You can hear Vinegar Mother on Bandcamp. Their website is - CTNow (Hartford Courant)


Still working on that hot first release.



Vinegar Mother - A Progressive / Psychedelic Soul Band

Vinegar Mother
 is carving their own niche, on the east coast's live music circuit.  The psychedelic soul-rock quintet has been finding fans from Brooklyn to Burlington, and everywhere in between.  PHASES, the band's Debut Full-Length is available on the band’s BandCamp Page, Spotify, Apple Music, Google Play, Deezer & More.  PHASES is the follow-up to the band’s debut EP, “The Sunny Seat” released in late 2016. 

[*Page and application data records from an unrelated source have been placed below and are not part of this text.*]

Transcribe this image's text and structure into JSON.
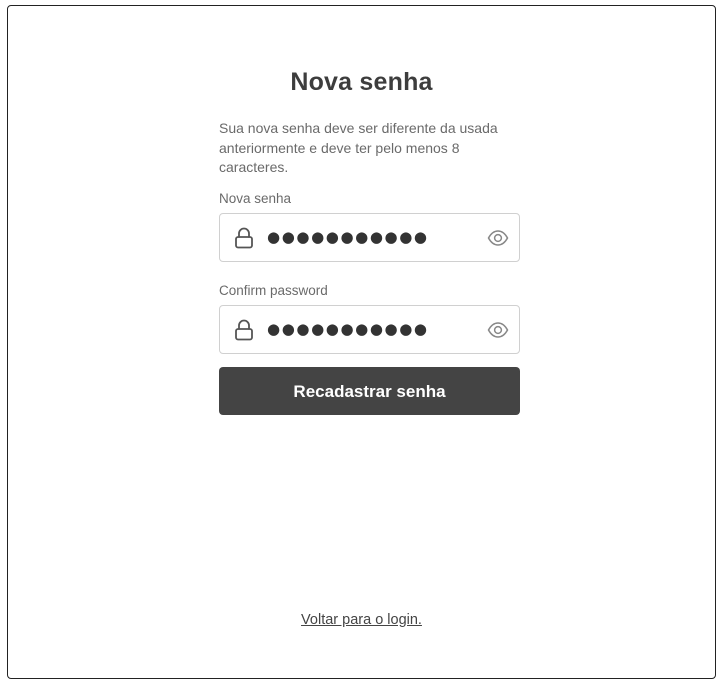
{
  "page": {
    "title": "Nova senha",
    "description": "Sua nova senha deve ser diferente da usada anteriormente e deve ter pelo menos 8 caracteres."
  },
  "new_password": {
    "label": "Nova senha",
    "masked_value": "●●●●●●●●●●●",
    "lead_icon": "lock-icon",
    "trail_icon": "eye-icon"
  },
  "confirm_password": {
    "label": "Confirm password",
    "masked_value": "●●●●●●●●●●●",
    "lead_icon": "lock-icon",
    "trail_icon": "eye-icon"
  },
  "submit": {
    "label": "Recadastrar senha"
  },
  "back_link": {
    "label": "Voltar para o login."
  },
  "colors": {
    "button_bg": "#444444",
    "text_dark": "#3d3d3d",
    "text_muted": "#6a6a6a",
    "border": "#d0d0d0"
  }
}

Vinegar Mother just released a 22min Short Film entitled, "Live at Blueberry Drive". LBD features live versions of Nexus, Palm Sweat, Tired Tongue, Cecilia, & Moon Tomb from "PHASES".

"Moon Tomb” (1st Single from PHASES) - Belwood Music / James Fenney"...There’s so much going on here that it will take you a couple of listens to soak it all in. With slick soulful vocals, tripped out psychedelic soundscapes, funky flourishes, jazzy piano, and even intricate math rock riffs, this wonderfully eclectic single hits you with everything in the band’s arsenal. It is one of those songs that seems to defy the laws of physics; you wonder how it’s possible to cram so much music into such a short space of time? With one of the most unique and diverse sounds I’ve heard in recent years, Vinegar Mother certainly has a lot to offer."

"Moon Tomb" was Premiered on IMPOSE Magazine ("Single") & Songwriting Magazine ("Video").

Vinegar Mother has performed with: Tedeschi Trucks BandPreservation Hall Jazz BandRevVKat WrightSmalltalkerHarsh ArmadilloJUPTRBandBroca’s AreaMaxoMiloAnna Wise,  Joanne TetersThe Lonely BiscuitsOnyx CollectiveOSHUNAfter FunkWest End BlendJazze BelleThe FritzAubrey HaddardThe New ReviewWoolly MammalsMadam West, & More..

Music Conferences and Festivals:
Greenwich Town Party (2018) 1 Day. 12 Bands. 8,000 People (CT)
Mondo Music Festival & Tech Summit (2017) at Rockwood Music Hall (NYC)
10th Annual Boston Green Fest (2017)at Boston City Hall (MA)
Burlington Jazz Festival (2017) at Radio Bean (VT)
Summer’s End Music Festival (2016) at AVIV (Brooklyn)
CMJ Music Marathon (2015) at Muchmore’s (Brooklyn)

Band Members